## Description of the task
Go through the entries below and tally each line holding the string "hand". Return the number only.
━━━━━━━━━━
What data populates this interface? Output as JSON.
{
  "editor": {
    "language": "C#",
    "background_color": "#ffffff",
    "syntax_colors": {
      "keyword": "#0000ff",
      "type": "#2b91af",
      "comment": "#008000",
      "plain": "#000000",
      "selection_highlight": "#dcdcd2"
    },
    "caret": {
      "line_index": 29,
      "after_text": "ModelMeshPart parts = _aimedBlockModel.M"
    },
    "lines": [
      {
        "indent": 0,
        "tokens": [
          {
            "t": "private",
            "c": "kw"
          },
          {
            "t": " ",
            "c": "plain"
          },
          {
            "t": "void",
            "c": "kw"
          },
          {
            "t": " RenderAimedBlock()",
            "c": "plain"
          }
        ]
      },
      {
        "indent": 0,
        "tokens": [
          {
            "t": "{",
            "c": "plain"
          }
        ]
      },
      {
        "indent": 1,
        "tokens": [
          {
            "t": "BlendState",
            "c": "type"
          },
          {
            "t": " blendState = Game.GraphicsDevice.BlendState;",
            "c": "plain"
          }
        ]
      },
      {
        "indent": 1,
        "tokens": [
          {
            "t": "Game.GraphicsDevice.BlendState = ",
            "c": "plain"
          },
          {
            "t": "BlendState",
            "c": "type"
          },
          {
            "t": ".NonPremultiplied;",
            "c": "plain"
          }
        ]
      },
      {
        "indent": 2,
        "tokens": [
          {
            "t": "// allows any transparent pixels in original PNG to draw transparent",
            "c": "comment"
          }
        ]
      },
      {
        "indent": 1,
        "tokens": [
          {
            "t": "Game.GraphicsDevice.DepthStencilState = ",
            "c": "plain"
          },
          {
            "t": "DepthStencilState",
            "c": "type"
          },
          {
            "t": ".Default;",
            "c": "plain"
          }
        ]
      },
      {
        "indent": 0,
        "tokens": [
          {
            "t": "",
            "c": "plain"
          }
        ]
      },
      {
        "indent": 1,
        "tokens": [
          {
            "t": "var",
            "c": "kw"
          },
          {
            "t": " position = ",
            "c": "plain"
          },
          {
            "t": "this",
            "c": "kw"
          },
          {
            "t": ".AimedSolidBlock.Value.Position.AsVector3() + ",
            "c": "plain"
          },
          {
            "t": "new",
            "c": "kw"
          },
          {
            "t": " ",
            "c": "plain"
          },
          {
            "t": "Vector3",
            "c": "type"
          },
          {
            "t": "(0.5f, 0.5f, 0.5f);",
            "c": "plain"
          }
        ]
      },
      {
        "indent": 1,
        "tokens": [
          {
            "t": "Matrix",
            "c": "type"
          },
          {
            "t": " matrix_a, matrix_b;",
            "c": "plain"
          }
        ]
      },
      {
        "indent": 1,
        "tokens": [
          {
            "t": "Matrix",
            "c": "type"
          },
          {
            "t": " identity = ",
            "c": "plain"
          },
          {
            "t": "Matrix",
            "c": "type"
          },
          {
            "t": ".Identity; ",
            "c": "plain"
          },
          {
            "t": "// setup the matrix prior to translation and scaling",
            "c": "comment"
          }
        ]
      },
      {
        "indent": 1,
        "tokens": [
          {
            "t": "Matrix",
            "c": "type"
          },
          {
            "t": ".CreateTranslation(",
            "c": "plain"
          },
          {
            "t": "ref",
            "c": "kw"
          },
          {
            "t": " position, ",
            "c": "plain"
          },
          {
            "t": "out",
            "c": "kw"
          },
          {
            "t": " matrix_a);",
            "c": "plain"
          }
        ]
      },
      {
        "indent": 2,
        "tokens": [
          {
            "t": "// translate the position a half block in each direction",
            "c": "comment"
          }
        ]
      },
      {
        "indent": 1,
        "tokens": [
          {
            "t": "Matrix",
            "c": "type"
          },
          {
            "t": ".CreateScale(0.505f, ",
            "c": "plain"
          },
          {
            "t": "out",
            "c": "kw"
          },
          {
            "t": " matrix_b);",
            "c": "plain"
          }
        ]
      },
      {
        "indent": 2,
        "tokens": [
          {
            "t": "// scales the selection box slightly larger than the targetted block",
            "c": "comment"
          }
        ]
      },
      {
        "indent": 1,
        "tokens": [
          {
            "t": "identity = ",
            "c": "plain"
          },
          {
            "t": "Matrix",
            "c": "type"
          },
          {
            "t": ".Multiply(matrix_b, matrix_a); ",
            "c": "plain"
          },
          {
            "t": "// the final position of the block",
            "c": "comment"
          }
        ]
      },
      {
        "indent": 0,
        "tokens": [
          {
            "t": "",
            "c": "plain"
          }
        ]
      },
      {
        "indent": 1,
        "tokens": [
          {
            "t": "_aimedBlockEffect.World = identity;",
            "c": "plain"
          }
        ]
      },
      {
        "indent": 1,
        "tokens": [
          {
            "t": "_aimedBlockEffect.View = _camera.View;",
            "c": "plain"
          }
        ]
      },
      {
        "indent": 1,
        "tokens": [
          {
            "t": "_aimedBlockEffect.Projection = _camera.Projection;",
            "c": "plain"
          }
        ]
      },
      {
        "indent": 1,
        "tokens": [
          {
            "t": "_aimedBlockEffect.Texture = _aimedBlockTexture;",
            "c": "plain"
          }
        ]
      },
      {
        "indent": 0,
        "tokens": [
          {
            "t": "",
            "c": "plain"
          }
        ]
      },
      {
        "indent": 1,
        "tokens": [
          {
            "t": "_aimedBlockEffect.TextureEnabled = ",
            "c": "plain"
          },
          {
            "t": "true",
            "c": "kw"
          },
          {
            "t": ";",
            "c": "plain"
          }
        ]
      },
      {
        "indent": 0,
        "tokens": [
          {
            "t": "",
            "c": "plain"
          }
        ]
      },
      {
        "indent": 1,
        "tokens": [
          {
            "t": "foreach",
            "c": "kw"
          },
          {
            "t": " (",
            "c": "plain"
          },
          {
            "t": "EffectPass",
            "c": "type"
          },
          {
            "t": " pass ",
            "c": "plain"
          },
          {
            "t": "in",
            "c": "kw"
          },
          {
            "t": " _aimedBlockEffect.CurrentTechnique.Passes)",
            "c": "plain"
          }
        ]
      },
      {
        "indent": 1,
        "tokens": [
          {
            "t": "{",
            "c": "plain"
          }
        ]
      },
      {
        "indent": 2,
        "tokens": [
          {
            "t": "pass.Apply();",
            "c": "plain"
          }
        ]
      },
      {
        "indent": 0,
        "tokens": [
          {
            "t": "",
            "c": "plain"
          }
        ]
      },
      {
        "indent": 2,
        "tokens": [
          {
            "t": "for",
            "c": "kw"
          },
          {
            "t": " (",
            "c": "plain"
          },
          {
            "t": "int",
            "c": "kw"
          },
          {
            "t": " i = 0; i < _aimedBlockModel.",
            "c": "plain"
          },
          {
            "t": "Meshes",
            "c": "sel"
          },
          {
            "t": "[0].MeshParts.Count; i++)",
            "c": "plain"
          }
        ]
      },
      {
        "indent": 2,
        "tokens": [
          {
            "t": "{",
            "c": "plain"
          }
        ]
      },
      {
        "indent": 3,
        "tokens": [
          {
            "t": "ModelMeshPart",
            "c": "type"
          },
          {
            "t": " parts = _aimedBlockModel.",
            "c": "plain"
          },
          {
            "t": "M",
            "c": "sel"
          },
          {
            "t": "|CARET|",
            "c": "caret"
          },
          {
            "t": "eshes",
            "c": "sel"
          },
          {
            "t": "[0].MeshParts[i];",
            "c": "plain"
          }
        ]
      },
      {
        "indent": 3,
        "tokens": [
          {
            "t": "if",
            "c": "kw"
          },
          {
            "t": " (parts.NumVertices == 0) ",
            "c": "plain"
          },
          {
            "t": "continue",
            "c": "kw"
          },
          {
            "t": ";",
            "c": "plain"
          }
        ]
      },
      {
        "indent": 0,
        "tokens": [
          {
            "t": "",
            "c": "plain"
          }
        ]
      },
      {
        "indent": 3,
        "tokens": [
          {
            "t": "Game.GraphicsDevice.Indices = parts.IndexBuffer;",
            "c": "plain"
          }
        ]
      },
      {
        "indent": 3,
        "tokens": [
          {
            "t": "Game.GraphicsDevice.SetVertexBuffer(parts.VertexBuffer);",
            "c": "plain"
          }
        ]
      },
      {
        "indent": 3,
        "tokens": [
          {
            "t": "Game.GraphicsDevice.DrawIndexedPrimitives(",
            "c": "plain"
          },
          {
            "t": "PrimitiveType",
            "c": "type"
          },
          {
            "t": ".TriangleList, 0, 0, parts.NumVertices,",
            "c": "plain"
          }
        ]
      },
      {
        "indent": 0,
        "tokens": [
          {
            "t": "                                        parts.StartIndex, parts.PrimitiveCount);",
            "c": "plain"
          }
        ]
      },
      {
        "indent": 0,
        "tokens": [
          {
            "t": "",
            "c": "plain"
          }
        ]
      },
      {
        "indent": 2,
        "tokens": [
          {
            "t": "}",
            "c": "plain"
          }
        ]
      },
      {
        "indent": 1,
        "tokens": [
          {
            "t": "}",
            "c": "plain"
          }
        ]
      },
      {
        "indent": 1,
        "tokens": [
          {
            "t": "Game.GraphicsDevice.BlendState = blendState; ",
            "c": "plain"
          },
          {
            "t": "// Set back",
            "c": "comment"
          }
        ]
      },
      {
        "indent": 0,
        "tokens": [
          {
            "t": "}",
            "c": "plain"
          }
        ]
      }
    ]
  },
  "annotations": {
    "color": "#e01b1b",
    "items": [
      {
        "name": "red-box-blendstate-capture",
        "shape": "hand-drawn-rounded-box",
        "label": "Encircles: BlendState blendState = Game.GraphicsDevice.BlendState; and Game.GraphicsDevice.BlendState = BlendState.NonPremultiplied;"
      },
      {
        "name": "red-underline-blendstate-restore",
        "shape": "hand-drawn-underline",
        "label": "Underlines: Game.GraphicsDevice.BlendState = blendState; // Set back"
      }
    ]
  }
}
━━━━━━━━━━
## Problem solution
2